ABOUT THIS EXERCISE -> Nothing but an exact copy of the data should be given.

*** DATA EXCERPTS Section Begins ***

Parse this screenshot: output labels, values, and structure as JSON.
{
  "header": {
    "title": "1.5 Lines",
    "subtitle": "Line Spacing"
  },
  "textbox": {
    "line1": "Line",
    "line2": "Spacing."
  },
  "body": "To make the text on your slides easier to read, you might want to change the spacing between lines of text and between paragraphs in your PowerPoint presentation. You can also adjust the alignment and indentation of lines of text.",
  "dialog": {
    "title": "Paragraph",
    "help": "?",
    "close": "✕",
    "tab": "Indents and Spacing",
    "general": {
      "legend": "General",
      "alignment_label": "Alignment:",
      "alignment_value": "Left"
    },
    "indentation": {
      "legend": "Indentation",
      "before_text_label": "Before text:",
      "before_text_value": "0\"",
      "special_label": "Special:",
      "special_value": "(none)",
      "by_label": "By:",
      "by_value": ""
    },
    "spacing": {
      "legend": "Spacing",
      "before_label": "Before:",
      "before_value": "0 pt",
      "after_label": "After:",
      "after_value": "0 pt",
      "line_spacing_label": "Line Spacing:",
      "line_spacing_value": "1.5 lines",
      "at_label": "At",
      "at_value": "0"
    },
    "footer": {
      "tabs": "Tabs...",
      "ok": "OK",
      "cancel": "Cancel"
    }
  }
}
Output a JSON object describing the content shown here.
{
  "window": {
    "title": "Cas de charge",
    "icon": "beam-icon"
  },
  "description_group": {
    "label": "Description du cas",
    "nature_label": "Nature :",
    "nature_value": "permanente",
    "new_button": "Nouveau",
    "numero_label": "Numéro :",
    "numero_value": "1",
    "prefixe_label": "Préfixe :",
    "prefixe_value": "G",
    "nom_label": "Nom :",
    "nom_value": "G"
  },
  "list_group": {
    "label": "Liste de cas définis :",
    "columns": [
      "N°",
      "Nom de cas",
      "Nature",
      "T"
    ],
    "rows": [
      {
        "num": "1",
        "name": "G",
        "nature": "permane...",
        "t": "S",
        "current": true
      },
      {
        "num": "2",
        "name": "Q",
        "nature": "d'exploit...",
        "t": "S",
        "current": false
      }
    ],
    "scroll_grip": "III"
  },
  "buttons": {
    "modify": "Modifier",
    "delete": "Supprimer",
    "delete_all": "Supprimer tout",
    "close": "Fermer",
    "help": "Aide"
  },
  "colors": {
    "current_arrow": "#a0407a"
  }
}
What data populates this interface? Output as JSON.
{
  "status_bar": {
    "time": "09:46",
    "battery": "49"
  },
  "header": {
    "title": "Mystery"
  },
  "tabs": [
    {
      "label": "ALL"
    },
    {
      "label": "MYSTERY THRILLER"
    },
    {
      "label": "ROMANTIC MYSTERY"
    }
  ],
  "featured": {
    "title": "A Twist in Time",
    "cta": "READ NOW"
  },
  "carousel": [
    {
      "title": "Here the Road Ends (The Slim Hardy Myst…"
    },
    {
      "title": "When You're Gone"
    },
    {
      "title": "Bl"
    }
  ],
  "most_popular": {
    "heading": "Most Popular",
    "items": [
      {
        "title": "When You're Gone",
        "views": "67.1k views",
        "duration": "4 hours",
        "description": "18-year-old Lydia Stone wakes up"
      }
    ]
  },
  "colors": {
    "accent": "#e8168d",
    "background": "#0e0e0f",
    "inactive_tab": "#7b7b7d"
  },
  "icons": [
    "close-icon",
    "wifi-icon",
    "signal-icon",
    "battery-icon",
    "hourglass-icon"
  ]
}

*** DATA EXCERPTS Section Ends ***

RESPONSE AREA ->
Parse this screenshot: output labels, values, and structure as JSON.
{
  "header": {
    "title": "1.5 Lines",
    "subtitle": "Line Spacing"
  },
  "textbox": {
    "line1": "Line",
    "line2": "Spacing."
  },
  "body": "To make the text on your slides easier to read, you might want to change the spacing between lines of text and between paragraphs in your PowerPoint presentation. You can also adjust the alignment and indentation of lines of text.",
  "dialog": {
    "title": "Paragraph",
    "help": "?",
    "close": "✕",
    "tab": "Indents and Spacing",
    "general": {
      "legend": "General",
      "alignment_label": "Alignment:",
      "alignment_value": "Left"
    },
    "indentation": {
      "legend": "Indentation",
      "before_text_label": "Before text:",
      "before_text_value": "0\"",
      "special_label": "Special:",
      "special_value": "(none)",
      "by_label": "By:",
      "by_value": ""
    },
    "spacing": {
      "legend": "Spacing",
      "before_label": "Before:",
      "before_value": "0 pt",
      "after_label": "After:",
      "after_value": "0 pt",
      "line_spacing_label": "Line Spacing:",
      "line_spacing_value": "1.5 lines",
      "at_label": "At",
      "at_value": "0"
    },
    "footer": {
      "tabs": "Tabs...",
      "ok": "OK",
      "cancel": "Cancel"
    }
  }
}
Output a JSON object describing the content shown here.
{
  "window": {
    "title": "Cas de charge",
    "icon": "beam-icon"
  },
  "description_group": {
    "label": "Description du cas",
    "nature_label": "Nature :",
    "nature_value": "permanente",
    "new_button": "Nouveau",
    "numero_label": "Numéro :",
    "numero_value": "1",
    "prefixe_label": "Préfixe :",
    "prefixe_value": "G",
    "nom_label": "Nom :",
    "nom_value": "G"
  },
  "list_group": {
    "label": "Liste de cas définis :",
    "columns": [
      "N°",
      "Nom de cas",
      "Nature",
      "T"
    ],
    "rows": [
      {
        "num": "1",
        "name": "G",
        "nature": "permane...",
        "t": "S",
        "current": true
      },
      {
        "num": "2",
        "name": "Q",
        "nature": "d'exploit...",
        "t": "S",
        "current": false
      }
    ],
    "scroll_grip": "III"
  },
  "buttons": {
    "modify": "Modifier",
    "delete": "Supprimer",
    "delete_all": "Supprimer tout",
    "close": "Fermer",
    "help": "Aide"
  },
  "colors": {
    "current_arrow": "#a0407a"
  }
}
What data populates this interface? Output as JSON.
{
  "status_bar": {
    "time": "09:46",
    "battery": "49"
  },
  "header": {
    "title": "Mystery"
  },
  "tabs": [
    {
      "label": "ALL"
    },
    {
      "label": "MYSTERY THRILLER"
    },
    {
      "label": "ROMANTIC MYSTERY"
    }
  ],
  "featured": {
    "title": "A Twist in Time",
    "cta": "READ NOW"
  },
  "carousel": [
    {
      "title": "Here the Road Ends (The Slim Hardy Myst…"
    },
    {
      "title": "When You're Gone"
    },
    {
      "title": "Bl"
    }
  ],
  "most_popular": {
    "heading": "Most Popular",
    "items": [
      {
        "title": "When You're Gone",
        "views": "67.1k views",
        "duration": "4 hours",
        "description": "18-year-old Lydia Stone wakes up"
      }
    ]
  },
  "colors": {
    "accent": "#e8168d",
    "background": "#0e0e0f",
    "inactive_tab": "#7b7b7d"
  },
  "icons": [
    "close-icon",
    "wifi-icon",
    "signal-icon",
    "battery-icon",
    "hourglass-icon"
  ]
}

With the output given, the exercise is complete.